C++ insulates the programmer from some of the more mundane uses of pointers (for example, using pointers to create variable length lists and such), but you will still run into them with great regularity.

Data Structures

C and C++ offer certain basic types for variables which correspond to some different representations. However, sometimes you want to group together a set of data for some reason. For example, in the address book example above (under functions) we wanted to group together various pieces of information associated with a person, such as the name, address and phone number. For this you can use a structure. A structure is a set of variables grouped together, and structures themselves can be treated as variables. For the address book, say that each person has a name, address, telephone number, sex and age. We could define a structure like this:

struct person_t
  char             name[64];  /* A 64-character array for the name */
  struct address_t address;   /* An address structure for the address */
  int              telephone; /* The telephone number, stored as an integer */
  char             sex;       /* The sex, stored as a single character ('M' or 'F') */
  unsigned int     age;       /* The age, stored as an unsigned integer. */

That is not really a great structure, but it would do the job. Notice that a structure can contain other structures, like the address structure above (that would have to be defined as well, but I haven't shown the definition).

Then we could define variables of the "person" type and use them for various things. For example, we could write a function which read in the data for a person input by the user and then another function which searched for the 'best match' for that person.

  struct person_t search_for, found;

  get_person_from_user (&search_for);
  find_match (&search_for, &found);
  display_person (&found);


In C++ there is a type of structure called a class (or, from a C++ perspective, a structure is just a kind of class). A class is a way of representing an abstract object. Like a structure, a class contains data about the object it represents. However, a class also has functions.

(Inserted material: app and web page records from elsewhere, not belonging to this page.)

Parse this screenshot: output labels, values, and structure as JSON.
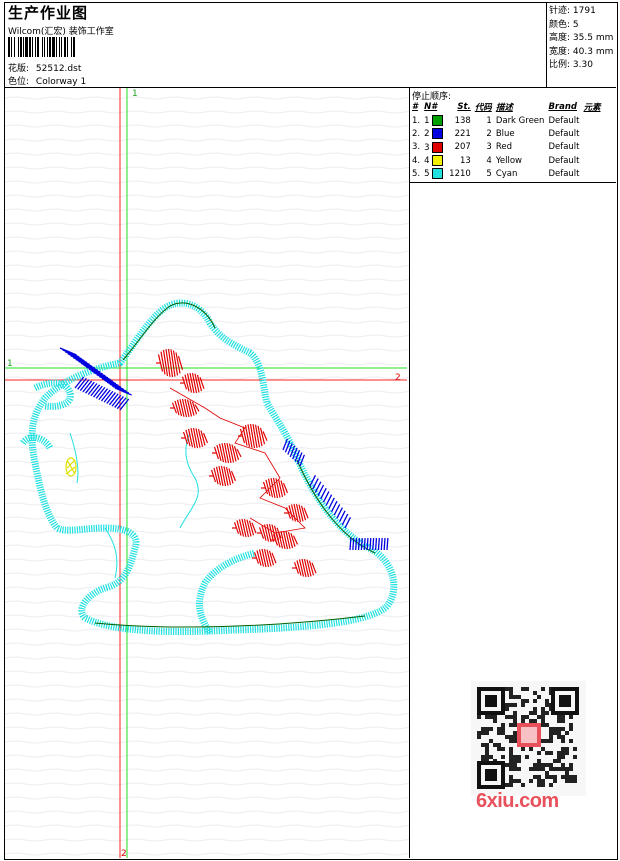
{
  "header": {
    "title": "生产作业图",
    "company": "Wilcom(汇宏) 装饰工作室",
    "design_label": "花版:",
    "design_value": "52512.dst",
    "colorway_label": "色位:",
    "colorway_value": "Colorway 1"
  },
  "stats": [
    {
      "label": "针迹:",
      "value": "1791"
    },
    {
      "label": "颜色:",
      "value": "5"
    },
    {
      "label": "高度:",
      "value": "35.5 mm"
    },
    {
      "label": "宽度:",
      "value": "40.3 mm"
    },
    {
      "label": "比例:",
      "value": "3.30"
    }
  ],
  "stop_sequence": {
    "title": "停止顺序:",
    "headers": [
      "#",
      "N#",
      "St.",
      "代码",
      "描述",
      "Brand",
      "元素"
    ],
    "rows": [
      {
        "idx": "1.",
        "n": "1",
        "color": "#00a000",
        "st": "138",
        "code": "1",
        "desc": "Dark Green",
        "brand": "Default"
      },
      {
        "idx": "2.",
        "n": "2",
        "color": "#0000e0",
        "st": "221",
        "code": "2",
        "desc": "Blue",
        "brand": "Default"
      },
      {
        "idx": "3.",
        "n": "3",
        "color": "#e00000",
        "st": "207",
        "code": "3",
        "desc": "Red",
        "brand": "Default"
      },
      {
        "idx": "4.",
        "n": "4",
        "color": "#f0f000",
        "st": "13",
        "code": "4",
        "desc": "Yellow",
        "brand": "Default"
      },
      {
        "idx": "5.",
        "n": "5",
        "color": "#20e0e0",
        "st": "1210",
        "code": "5",
        "desc": "Cyan",
        "brand": "Default"
      }
    ]
  },
  "axes": {
    "v_top": "1",
    "h_left": "1",
    "h_right": "2",
    "v_bottom": "2"
  },
  "watermark": {
    "logo": "6xiu.com"
  },
  "colors": {
    "cyan": "#20e0e0",
    "blue": "#0000e0",
    "red": "#e00000",
    "green": "#00a000",
    "yellow": "#f0f000",
    "guide_red": "#ff2020",
    "guide_green": "#20e020"
  }
}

For example, if we defined a person class corresponding to the structure defined in the example above (under data structures), it could have member functions which performed tasks related to the object, such as filling it with user input data, or displaying the contents:

class cPerson
  // Declarations of various data members go here...

    void Display ();
    void GetFromUser ();

Then the code fragment to get a person's data from the user and then search for a match could look like this:

  cPerson search_for, found;

  Match (&search_for, &found);

For more on why this can be a good thing (and the other things that classes can do), read Stroustrup's book, or any number of other books on object oriented programming.